* [Task brief]: Write out the full listing exactly as given, minus the images.

* [Dataset records]:
○ ○ ○

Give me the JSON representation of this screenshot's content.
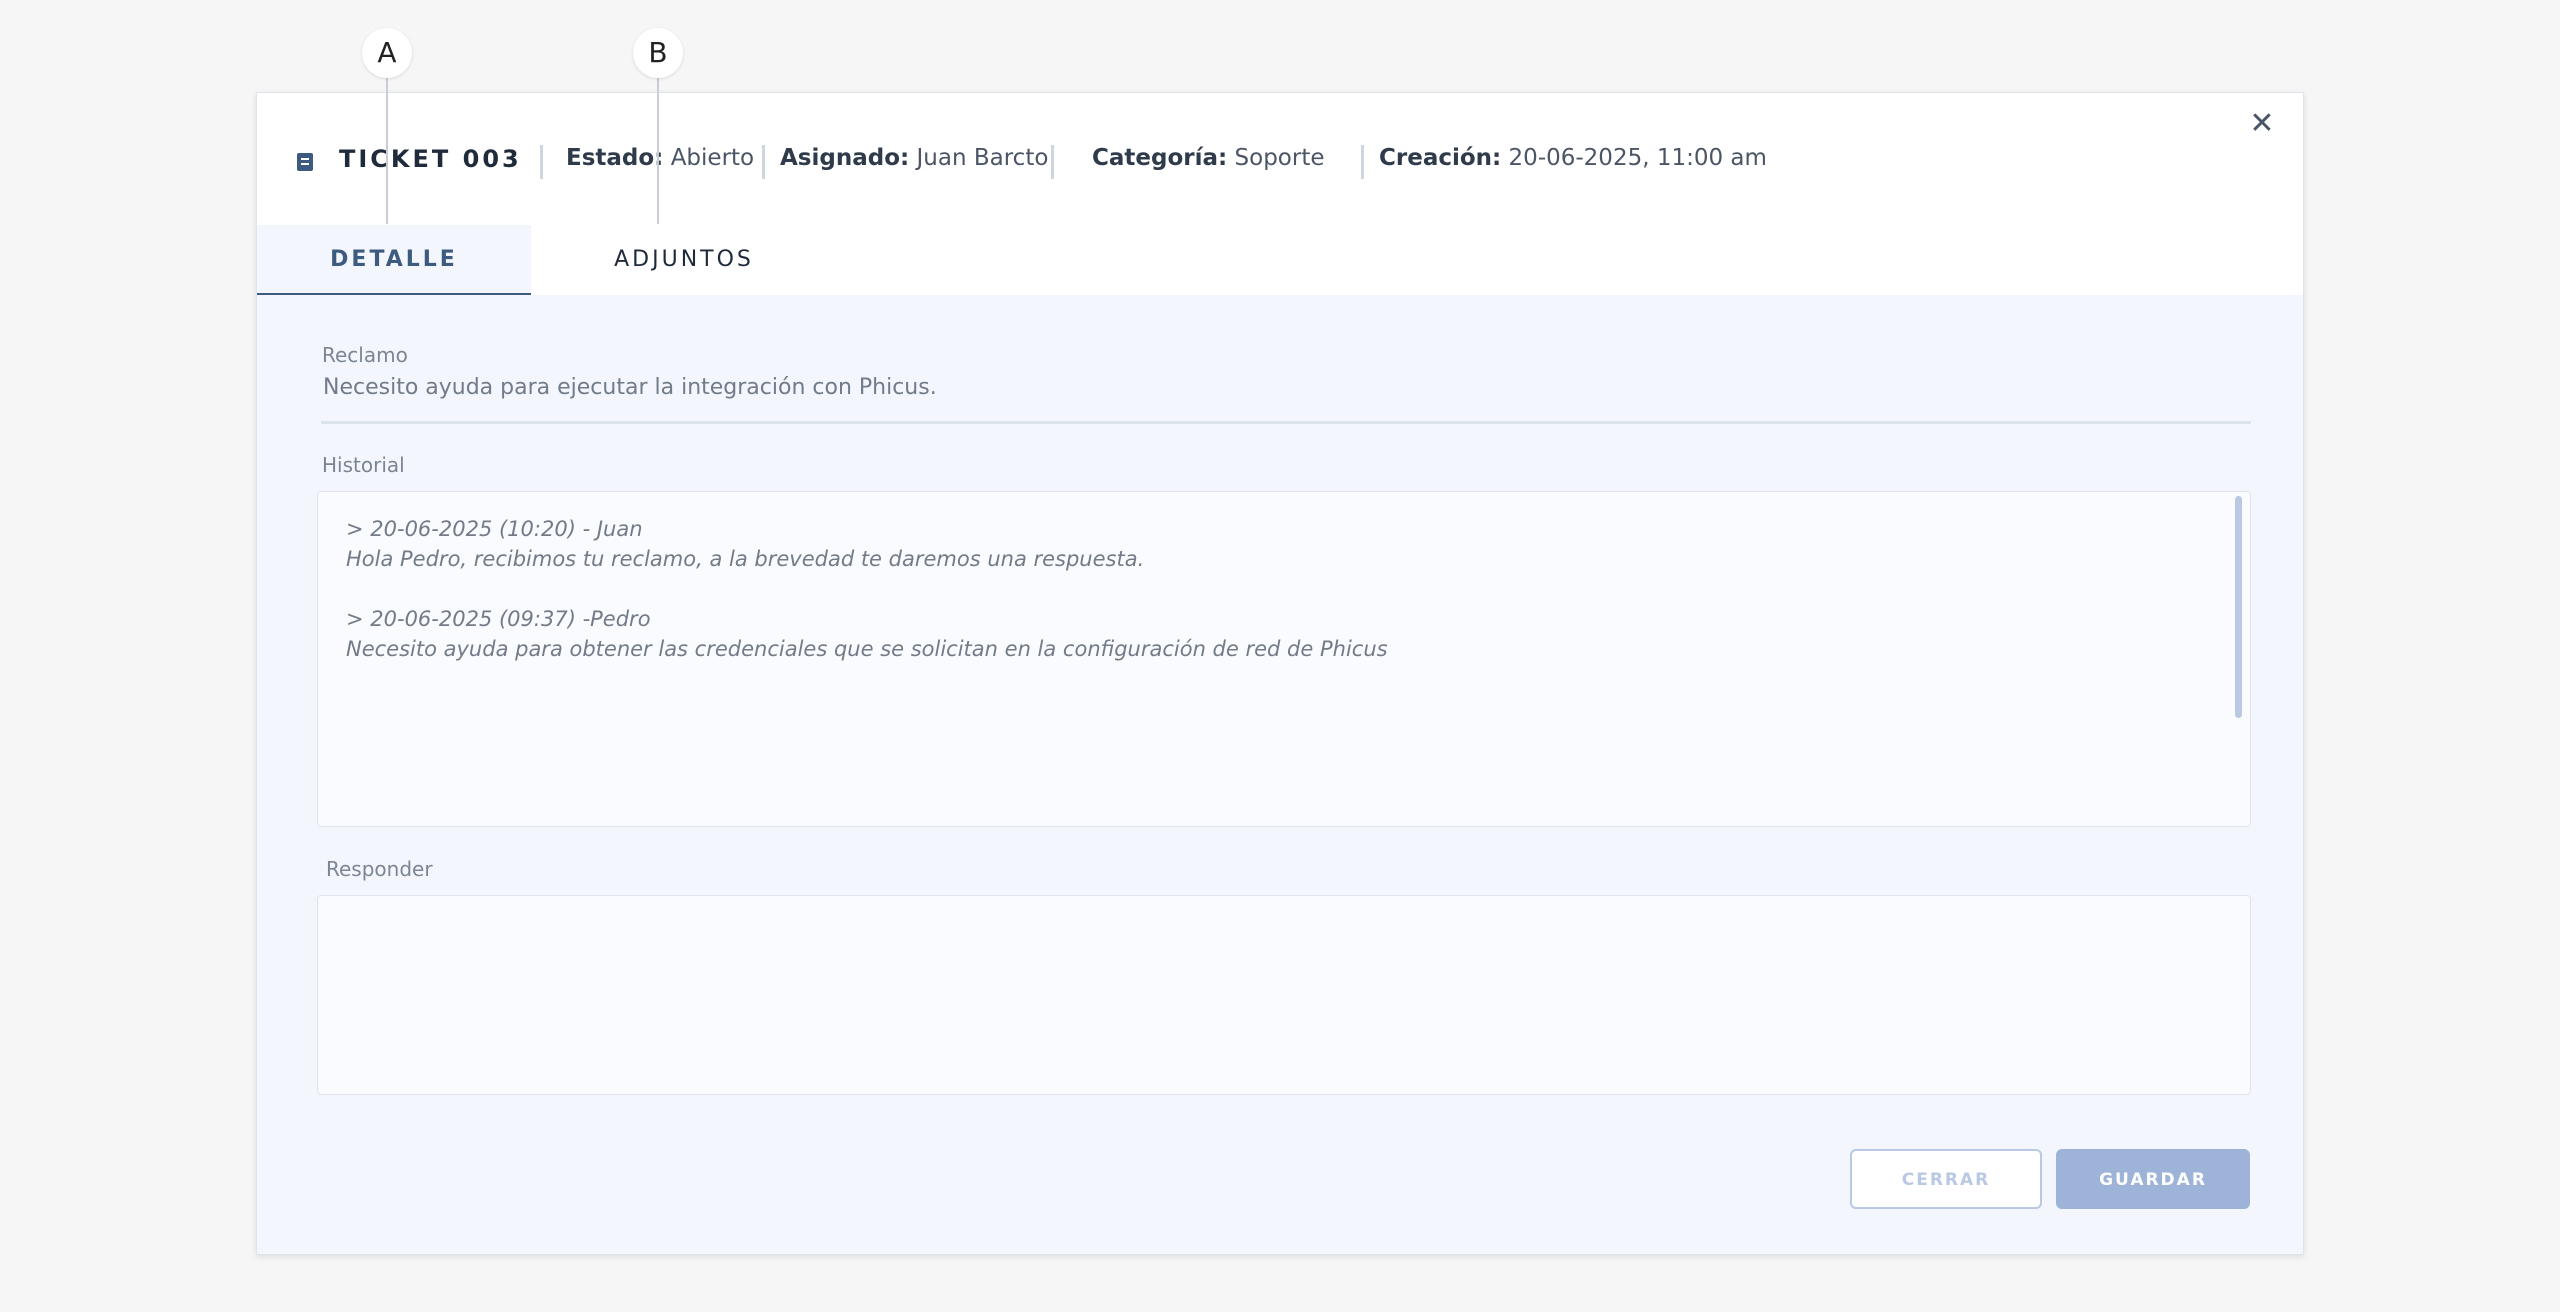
{
  "callouts": {
    "a": "A",
    "b": "B"
  },
  "header": {
    "ticket_icon": "document-icon",
    "title": "TICKET 003",
    "estado_label": "Estado:",
    "estado_value": "Abierto",
    "asignado_label": "Asignado:",
    "asignado_value": "Juan Barcto",
    "categoria_label": "Categoría:",
    "categoria_value": "Soporte",
    "creacion_label": "Creación:",
    "creacion_value": "20-06-2025, 11:00 am",
    "close_icon": "close-icon",
    "close_glyph": "✕"
  },
  "tabs": [
    {
      "label": "DETALLE",
      "active": true
    },
    {
      "label": "ADJUNTOS",
      "active": false
    }
  ],
  "reclamo": {
    "label": "Reclamo",
    "value": "Necesito ayuda para ejecutar la integración con Phicus."
  },
  "historial": {
    "label": "Historial",
    "entries": [
      {
        "header": "> 20-06-2025 (10:20) - Juan",
        "text": "Hola Pedro, recibimos tu reclamo, a la brevedad te daremos una respuesta."
      },
      {
        "header": "> 20-06-2025 (09:37) -Pedro",
        "text": "Necesito ayuda para obtener las credenciales que se solicitan en la configuración de red de Phicus"
      }
    ]
  },
  "responder": {
    "label": "Responder",
    "value": ""
  },
  "actions": {
    "cerrar": "CERRAR",
    "guardar": "GUARDAR"
  },
  "colors": {
    "accent": "#3d5a80",
    "button_primary": "#9db3d8",
    "panel_background": "#f3f6fc"
  }
}
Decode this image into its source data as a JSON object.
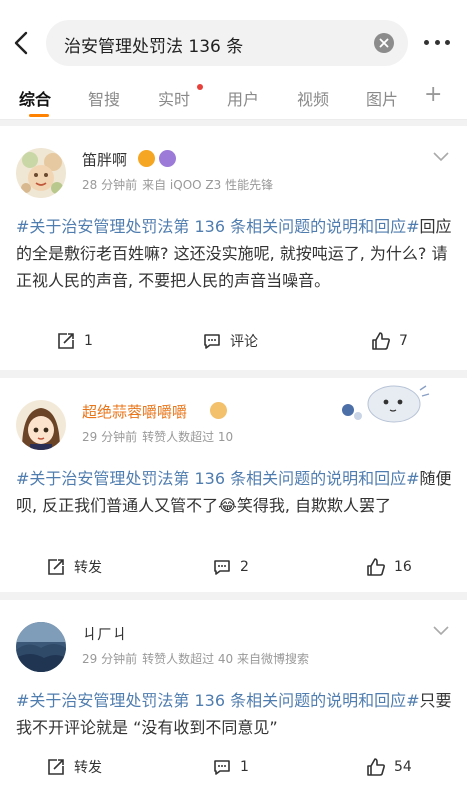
{
  "search": {
    "query": "治安管理处罚法 136 条"
  },
  "tabs": [
    {
      "label": "综合",
      "active": true
    },
    {
      "label": "智搜",
      "active": false
    },
    {
      "label": "实时",
      "active": false,
      "has_dot": true
    },
    {
      "label": "用户",
      "active": false
    },
    {
      "label": "视频",
      "active": false
    },
    {
      "label": "图片",
      "active": false
    }
  ],
  "tab_more": "+",
  "accent_color": "#ff8200",
  "topic_color": "#507daf",
  "posts": [
    {
      "username": "笛胖啊",
      "username_color": "#333333",
      "time": "28 分钟前",
      "source": "来自 iQOO Z3 性能先锋",
      "topic": "#关于治安管理处罚法第 136 条相关问题的说明和回应#",
      "body": "回应的全是敷衍老百姓嘛? 这还没实施呢, 就按吨运了, 为什么? 请正视人民的声音, 不要把人民的声音当噪音。",
      "repost": "1",
      "comment": "评论",
      "like": "7"
    },
    {
      "username": "超绝蒜蓉嚼嚼嚼",
      "username_color": "#e8751a",
      "time": "29 分钟前",
      "source": "转赞人数超过 10",
      "topic": "#关于治安管理处罚法第 136 条相关问题的说明和回应#",
      "body": "随便呗, 反正我们普通人又管不了😂笑得我, 自欺欺人罢了",
      "repost": "转发",
      "comment": "2",
      "like": "16"
    },
    {
      "username": "ㄐㄏㄐ",
      "username_color": "#333333",
      "time": "29 分钟前",
      "source": "转赞人数超过 40  来自微博搜索",
      "topic": "#关于治安管理处罚法第 136 条相关问题的说明和回应#",
      "body": "只要我不开评论就是 “没有收到不同意见”",
      "repost": "转发",
      "comment": "1",
      "like": "54"
    }
  ]
}
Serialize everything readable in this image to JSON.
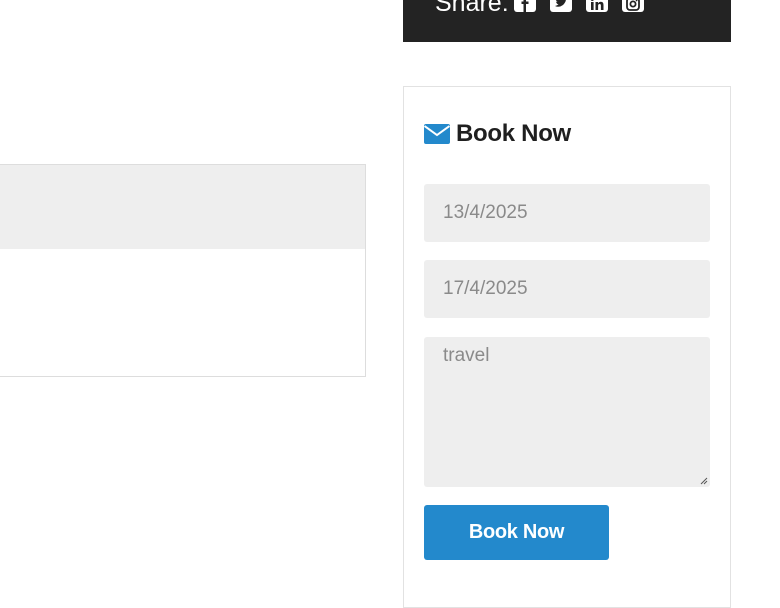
{
  "share": {
    "label": "Share:",
    "icons": [
      "facebook-icon",
      "twitter-icon",
      "linkedin-icon",
      "instagram-icon"
    ]
  },
  "booking": {
    "title": "Book Now",
    "title_icon": "envelope-icon",
    "date_from": "13/4/2025",
    "date_to": "17/4/2025",
    "message": "travel",
    "button_label": "Book Now"
  },
  "colors": {
    "accent": "#2389cc",
    "share_bar_bg": "#232323",
    "field_bg": "#eeeeee",
    "card_header_bg": "#eeeeee"
  }
}
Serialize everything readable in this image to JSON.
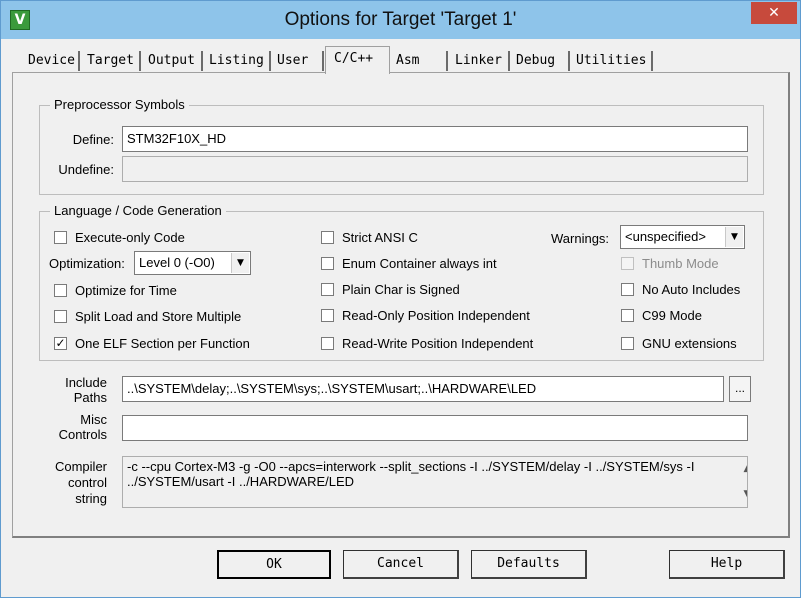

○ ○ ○

* [Completed exercise]:
Give me the JSON representation of this screenshot's content.
{
  "callouts": {
    "a": "A",
    "b": "B"
  },
  "header": {
    "ticket_icon": "document-icon",
    "title": "TICKET 003",
    "estado_label": "Estado:",
    "estado_value": "Abierto",
    "asignado_label": "Asignado:",
    "asignado_value": "Juan Barcto",
    "categoria_label": "Categoría:",
    "categoria_value": "Soporte",
    "creacion_label": "Creación:",
    "creacion_value": "20-06-2025, 11:00 am",
    "close_icon": "close-icon",
    "close_glyph": "✕"
  },
  "tabs": [
    {
      "label": "DETALLE",
      "active": true
    },
    {
      "label": "ADJUNTOS",
      "active": false
    }
  ],
  "reclamo": {
    "label": "Reclamo",
    "value": "Necesito ayuda para ejecutar la integración con Phicus."
  },
  "historial": {
    "label": "Historial",
    "entries": [
      {
        "header": "> 20-06-2025 (10:20) - Juan",
        "text": "Hola Pedro, recibimos tu reclamo, a la brevedad te daremos una respuesta."
      },
      {
        "header": "> 20-06-2025 (09:37) -Pedro",
        "text": "Necesito ayuda para obtener las credenciales que se solicitan en la configuración de red de Phicus"
      }
    ]
  },
  "responder": {
    "label": "Responder",
    "value": ""
  },
  "actions": {
    "cerrar": "CERRAR",
    "guardar": "GUARDAR"
  },
  "colors": {
    "accent": "#3d5a80",
    "button_primary": "#9db3d8",
    "panel_background": "#f3f6fc"
  }
}
Decode this image into its source data as a JSON object.
{
  "search": {
    "query": "治安管理处罚法 136 条"
  },
  "tabs": [
    {
      "label": "综合",
      "active": true
    },
    {
      "label": "智搜",
      "active": false
    },
    {
      "label": "实时",
      "active": false,
      "has_dot": true
    },
    {
      "label": "用户",
      "active": false
    },
    {
      "label": "视频",
      "active": false
    },
    {
      "label": "图片",
      "active": false
    }
  ],
  "tab_more": "+",
  "accent_color": "#ff8200",
  "topic_color": "#507daf",
  "posts": [
    {
      "username": "笛胖啊",
      "username_color": "#333333",
      "time": "28 分钟前",
      "source": "来自 iQOO Z3 性能先锋",
      "topic": "#关于治安管理处罚法第 136 条相关问题的说明和回应#",
      "body": "回应的全是敷衍老百姓嘛? 这还没实施呢, 就按吨运了, 为什么? 请正视人民的声音, 不要把人民的声音当噪音。",
      "repost": "1",
      "comment": "评论",
      "like": "7"
    },
    {
      "username": "超绝蒜蓉嚼嚼嚼",
      "username_color": "#e8751a",
      "time": "29 分钟前",
      "source": "转赞人数超过 10",
      "topic": "#关于治安管理处罚法第 136 条相关问题的说明和回应#",
      "body": "随便呗, 反正我们普通人又管不了😂笑得我, 自欺欺人罢了",
      "repost": "转发",
      "comment": "2",
      "like": "16"
    },
    {
      "username": "ㄐㄏㄐ",
      "username_color": "#333333",
      "time": "29 分钟前",
      "source": "转赞人数超过 40  来自微博搜索",
      "topic": "#关于治安管理处罚法第 136 条相关问题的说明和回应#",
      "body": "只要我不开评论就是 “没有收到不同意见”",
      "repost": "转发",
      "comment": "1",
      "like": "54"
    }
  ]
}
Serialize everything readable in this image to JSON.
{
  "share": {
    "label": "Share:",
    "icons": [
      "facebook-icon",
      "twitter-icon",
      "linkedin-icon",
      "instagram-icon"
    ]
  },
  "booking": {
    "title": "Book Now",
    "title_icon": "envelope-icon",
    "date_from": "13/4/2025",
    "date_to": "17/4/2025",
    "message": "travel",
    "button_label": "Book Now"
  },
  "colors": {
    "accent": "#2389cc",
    "share_bar_bg": "#232323",
    "field_bg": "#eeeeee",
    "card_header_bg": "#eeeeee"
  }
}
Serialize everything readable in this image to JSON.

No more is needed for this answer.